Investing in Insurance
For the Francis Howell (Mo.) School District and more than 470 other districts in Missouri, sexual misconduct training for all personnel is required by the administrator of an insurance pool—the Missouri United School Insurance Council (MUSIC)—that the districts have joined to protect them against the costs of potential lawsuits. MUSIC provides a wide range of coverage and includes sexual abuse under general liability coverage.
Arthur J. Gallagher Risk Management Services in St. Louis, which administers MUSIC, makes it mandatory that all districts in the pool use "Smarter Adults— Safer Children: Preventing Child Sexual Abuse," a training program of in2vate, previously known as The AGOS Group, a risk management company based in Tulsa, Okla., that helps organizations prevent workplace loss and litigation.
Districts that fail to complete the training face a $100,000 deductible on payment of claims involving sexual impropriety with a student, says Anita L. Kiehne, area vice president for claims management at Arthur J. Gallagher. When a district renews its MUSIC membership annually, both its superintendent and school board president must sign off on it, acknowledging that their district has completed the training, Kiehne says.

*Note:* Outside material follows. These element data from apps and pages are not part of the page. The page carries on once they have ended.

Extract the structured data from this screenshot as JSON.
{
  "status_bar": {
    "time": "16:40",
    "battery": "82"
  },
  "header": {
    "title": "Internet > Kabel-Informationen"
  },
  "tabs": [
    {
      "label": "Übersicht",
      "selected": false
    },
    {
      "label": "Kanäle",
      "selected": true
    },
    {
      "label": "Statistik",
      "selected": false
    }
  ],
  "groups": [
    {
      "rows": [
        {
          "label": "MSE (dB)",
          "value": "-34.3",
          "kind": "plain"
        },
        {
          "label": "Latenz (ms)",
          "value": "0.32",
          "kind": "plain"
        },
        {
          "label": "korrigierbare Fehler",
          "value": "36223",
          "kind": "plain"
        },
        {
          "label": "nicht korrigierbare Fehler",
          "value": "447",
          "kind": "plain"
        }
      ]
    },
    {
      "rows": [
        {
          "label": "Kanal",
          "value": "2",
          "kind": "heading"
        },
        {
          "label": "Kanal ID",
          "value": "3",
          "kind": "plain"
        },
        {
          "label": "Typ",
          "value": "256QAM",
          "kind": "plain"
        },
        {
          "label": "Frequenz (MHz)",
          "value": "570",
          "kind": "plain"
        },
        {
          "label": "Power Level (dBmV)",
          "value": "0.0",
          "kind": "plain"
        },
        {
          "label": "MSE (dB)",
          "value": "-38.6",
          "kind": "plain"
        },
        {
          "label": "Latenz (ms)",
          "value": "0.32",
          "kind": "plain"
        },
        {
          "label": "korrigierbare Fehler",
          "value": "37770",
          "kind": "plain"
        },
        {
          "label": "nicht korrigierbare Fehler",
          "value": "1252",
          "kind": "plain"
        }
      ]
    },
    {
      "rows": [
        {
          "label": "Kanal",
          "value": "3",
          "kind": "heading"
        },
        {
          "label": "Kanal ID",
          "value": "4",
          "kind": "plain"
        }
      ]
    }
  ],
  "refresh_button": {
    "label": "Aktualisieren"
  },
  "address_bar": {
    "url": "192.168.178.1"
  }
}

in2vate provides DVDs, facilitators' guides and handouts to districts that want to conduct the training themselves, or it sends its own trainers to districts that want to do it. District employees can also get the training online. Like the McGraw program, the in2vate program includes warning signs that administrators should look for and guidance on how they should respond. "We learned what 'grooming' is," says Kevin Supple, chief financial officer of the Francis Howell district.
The district has been training its personnel annually, from superintendent to custodians and parent volunteers, and the district has not had to file a sexual abuse claim in five years, says Supple, who also is chair of the Risk Management Committee of the Association of School Business Officials International and a board member of the Public School Risk Institute, which is a nonprofit association focused on risk management.
Kiehne, the litigation manager for MUSIC, says she receives many reports of possible sexual abuse incidents from districts that do not become claims. "We get them when a teacher observes a co-worker maybe doing nothing more than paying too much attention to a kid, or keeping the door closed during a tutoring session," she explains.
Then members of a 17-person unit at the Gallagher firm work with the district to investigate the report and suggest how the district might respond, like relocating a teacher and student to different buildings, counseling the teacher, or talking with the student's parents. "Our goal is to look at ways to prevent and mitigate losses," Kiehne declares. Insurance pools for school districts operate in Missouri and other states.
Are districts getting the message about what they can do to address sexual abuse issues and try to prevent them from developing in the first place? Insurance coverage is one thing. But administrators and training providers agree that training all personnel in a district to learn and know the warning signs of sexual abuse, calling in the police if they suspect it is happening, and being forthright and compassionate in their response is key to preventing future incidents.
If incidents do occur, mitigating the consequences, including possible lawsuits, is paramount. "There are some great training programs out there," but many district leaders still are "ignorant" about what they should do about it, Miller asserts.
Administrators and trainers also acknowledge that even their best efforts are not foolproof. "If you suspect something is happening, report it and let the process take its course," Brewer says. "If you wait for things to develop, you are putting a child and the district at risk."
And according to Kreps, "You're better protecting your district from liability by being proactive than finding out later that you are in violation and it ends up costing you significantly more."
Alan Dessoff is a contributing writer for District Administration.